Write out each line of the records that has "Avios" in it.

Data excerpts
◆ ◆ ◆ ◆

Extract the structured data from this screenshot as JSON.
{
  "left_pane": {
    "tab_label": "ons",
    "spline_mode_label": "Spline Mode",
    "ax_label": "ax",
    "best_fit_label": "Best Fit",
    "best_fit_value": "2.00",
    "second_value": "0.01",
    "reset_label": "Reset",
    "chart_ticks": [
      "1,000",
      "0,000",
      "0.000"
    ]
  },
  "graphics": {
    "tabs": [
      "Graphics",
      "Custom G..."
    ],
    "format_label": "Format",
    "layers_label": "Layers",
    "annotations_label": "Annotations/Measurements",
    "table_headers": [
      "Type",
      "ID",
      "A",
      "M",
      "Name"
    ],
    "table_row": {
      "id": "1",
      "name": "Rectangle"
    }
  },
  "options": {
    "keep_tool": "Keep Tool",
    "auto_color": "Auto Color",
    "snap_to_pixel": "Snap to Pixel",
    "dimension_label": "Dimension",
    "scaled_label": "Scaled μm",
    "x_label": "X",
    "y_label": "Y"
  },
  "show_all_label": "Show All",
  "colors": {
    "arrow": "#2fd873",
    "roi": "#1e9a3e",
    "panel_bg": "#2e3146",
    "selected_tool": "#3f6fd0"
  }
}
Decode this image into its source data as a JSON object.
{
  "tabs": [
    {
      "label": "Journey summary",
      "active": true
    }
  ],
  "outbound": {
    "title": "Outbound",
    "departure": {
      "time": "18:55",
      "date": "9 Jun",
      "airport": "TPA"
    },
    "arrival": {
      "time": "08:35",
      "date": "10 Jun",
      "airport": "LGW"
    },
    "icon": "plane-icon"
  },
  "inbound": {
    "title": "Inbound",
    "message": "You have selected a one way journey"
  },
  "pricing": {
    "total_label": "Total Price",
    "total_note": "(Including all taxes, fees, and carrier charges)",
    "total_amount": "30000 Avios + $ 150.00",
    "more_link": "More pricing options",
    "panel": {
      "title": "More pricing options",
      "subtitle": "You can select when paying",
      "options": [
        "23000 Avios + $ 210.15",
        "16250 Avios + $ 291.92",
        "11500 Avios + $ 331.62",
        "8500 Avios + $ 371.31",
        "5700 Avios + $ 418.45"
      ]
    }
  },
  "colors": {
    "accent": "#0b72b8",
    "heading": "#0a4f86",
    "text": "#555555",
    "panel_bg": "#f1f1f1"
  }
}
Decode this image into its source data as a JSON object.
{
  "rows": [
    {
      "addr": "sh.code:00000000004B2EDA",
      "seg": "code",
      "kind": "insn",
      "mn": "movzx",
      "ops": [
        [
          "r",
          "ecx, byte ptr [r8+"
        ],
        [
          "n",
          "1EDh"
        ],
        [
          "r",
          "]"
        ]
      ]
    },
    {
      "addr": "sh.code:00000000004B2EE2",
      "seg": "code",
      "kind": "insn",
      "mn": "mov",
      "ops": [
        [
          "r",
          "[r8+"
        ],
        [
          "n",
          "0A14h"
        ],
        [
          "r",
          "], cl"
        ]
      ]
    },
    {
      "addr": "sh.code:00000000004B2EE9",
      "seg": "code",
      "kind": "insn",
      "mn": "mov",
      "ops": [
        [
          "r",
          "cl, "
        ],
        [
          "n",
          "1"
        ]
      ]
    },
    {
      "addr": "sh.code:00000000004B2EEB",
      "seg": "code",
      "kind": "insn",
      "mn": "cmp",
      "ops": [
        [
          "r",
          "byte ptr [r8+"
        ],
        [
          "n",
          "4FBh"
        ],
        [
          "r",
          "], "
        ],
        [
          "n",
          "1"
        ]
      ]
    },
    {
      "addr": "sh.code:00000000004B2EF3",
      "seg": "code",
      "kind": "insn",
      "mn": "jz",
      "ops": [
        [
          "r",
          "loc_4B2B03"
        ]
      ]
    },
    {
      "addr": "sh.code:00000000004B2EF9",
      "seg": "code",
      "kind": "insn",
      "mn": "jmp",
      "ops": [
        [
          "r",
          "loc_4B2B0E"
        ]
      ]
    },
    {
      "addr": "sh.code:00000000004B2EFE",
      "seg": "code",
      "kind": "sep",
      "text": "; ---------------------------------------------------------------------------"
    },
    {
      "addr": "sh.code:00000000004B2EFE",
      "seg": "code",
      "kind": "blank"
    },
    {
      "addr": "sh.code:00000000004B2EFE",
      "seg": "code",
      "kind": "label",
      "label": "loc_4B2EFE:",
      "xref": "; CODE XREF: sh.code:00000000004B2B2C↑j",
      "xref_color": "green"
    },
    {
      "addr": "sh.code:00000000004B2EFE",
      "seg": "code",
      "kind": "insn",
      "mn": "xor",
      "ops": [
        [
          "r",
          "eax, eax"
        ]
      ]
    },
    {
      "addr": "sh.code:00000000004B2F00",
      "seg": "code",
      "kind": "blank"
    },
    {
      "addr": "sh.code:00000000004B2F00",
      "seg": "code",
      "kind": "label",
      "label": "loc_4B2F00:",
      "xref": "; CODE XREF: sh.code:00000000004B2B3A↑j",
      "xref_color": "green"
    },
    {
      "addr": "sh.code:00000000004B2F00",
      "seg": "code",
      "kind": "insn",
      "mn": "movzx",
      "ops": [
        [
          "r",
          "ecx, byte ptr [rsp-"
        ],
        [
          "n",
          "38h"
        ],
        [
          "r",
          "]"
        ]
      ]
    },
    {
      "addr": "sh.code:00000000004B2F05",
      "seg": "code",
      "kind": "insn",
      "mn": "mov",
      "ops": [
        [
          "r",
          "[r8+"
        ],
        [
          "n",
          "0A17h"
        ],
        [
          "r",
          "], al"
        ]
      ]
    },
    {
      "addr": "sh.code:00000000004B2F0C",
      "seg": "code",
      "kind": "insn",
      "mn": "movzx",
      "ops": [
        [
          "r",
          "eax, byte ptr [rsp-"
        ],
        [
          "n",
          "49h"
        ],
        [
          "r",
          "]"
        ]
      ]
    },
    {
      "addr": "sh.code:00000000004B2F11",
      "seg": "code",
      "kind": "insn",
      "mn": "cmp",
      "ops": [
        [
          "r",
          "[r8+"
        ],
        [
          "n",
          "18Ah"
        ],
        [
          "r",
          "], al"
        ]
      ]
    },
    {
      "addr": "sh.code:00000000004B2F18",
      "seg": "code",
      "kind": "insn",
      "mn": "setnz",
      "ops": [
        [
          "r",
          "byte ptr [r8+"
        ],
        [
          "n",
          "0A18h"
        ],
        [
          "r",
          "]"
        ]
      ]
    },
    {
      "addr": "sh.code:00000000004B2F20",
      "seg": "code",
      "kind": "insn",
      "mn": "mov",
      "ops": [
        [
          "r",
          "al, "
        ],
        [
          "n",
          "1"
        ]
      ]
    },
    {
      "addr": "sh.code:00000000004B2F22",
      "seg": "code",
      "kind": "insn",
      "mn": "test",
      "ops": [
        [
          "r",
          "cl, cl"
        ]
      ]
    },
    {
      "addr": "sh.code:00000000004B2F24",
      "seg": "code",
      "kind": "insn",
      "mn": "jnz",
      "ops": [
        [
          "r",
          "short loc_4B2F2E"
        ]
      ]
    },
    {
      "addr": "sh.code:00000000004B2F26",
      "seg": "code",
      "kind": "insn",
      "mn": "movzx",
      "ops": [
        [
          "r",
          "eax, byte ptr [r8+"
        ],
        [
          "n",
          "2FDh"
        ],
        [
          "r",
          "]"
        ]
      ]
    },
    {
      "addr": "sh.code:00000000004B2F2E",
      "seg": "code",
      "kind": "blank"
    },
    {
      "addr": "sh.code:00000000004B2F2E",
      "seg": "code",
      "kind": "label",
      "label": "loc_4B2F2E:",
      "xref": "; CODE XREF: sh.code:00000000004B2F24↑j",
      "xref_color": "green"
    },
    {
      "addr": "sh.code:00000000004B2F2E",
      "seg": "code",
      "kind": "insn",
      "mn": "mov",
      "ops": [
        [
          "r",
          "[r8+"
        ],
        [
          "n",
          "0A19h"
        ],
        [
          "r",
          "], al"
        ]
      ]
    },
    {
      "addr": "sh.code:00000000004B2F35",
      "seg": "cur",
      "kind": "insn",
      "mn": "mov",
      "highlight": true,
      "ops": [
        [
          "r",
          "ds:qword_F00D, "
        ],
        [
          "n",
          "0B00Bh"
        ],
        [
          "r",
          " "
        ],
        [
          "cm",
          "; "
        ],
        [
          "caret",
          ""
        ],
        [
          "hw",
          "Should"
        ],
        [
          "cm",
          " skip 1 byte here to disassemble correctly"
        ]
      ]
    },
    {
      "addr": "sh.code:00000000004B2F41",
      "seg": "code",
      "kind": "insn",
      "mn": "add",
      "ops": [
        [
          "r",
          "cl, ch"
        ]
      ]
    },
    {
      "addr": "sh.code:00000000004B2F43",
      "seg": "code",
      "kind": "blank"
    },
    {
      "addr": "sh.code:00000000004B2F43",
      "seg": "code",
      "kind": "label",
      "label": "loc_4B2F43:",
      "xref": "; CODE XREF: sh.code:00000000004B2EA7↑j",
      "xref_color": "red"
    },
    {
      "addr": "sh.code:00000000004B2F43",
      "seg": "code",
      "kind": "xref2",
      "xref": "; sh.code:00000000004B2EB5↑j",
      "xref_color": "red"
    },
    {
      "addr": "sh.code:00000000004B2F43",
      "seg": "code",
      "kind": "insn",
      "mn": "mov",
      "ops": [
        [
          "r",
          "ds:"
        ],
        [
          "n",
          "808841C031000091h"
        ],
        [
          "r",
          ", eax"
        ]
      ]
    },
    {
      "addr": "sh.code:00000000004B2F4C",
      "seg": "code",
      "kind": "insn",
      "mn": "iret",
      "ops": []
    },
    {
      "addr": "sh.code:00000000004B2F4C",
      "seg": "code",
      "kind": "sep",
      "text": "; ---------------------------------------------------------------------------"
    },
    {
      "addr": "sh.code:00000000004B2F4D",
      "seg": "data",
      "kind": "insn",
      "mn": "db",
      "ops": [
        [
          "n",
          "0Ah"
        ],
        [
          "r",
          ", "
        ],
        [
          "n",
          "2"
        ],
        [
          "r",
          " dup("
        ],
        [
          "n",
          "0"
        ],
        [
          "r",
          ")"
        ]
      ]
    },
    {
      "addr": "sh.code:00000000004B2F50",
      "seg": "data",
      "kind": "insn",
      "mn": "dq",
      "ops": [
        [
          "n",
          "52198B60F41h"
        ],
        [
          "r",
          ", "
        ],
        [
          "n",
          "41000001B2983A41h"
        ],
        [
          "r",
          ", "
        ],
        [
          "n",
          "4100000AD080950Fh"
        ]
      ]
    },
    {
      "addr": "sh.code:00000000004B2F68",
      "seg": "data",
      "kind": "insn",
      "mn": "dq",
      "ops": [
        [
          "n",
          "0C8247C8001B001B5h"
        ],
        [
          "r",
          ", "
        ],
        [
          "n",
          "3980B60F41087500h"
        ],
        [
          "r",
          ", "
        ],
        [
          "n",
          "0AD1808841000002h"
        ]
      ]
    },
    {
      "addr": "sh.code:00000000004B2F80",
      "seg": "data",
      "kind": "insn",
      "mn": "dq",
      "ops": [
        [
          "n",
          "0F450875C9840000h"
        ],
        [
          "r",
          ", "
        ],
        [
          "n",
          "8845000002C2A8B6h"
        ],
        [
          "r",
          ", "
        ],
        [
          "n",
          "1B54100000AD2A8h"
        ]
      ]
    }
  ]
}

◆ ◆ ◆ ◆

Written answer =>
    "total_amount": "30000 Avios + $ 150.00",
        "23000 Avios + $ 210.15",
        "16250 Avios + $ 291.92",
        "11500 Avios + $ 331.62",
        "8500 Avios + $ 371.31",
        "5700 Avios + $ 418.45"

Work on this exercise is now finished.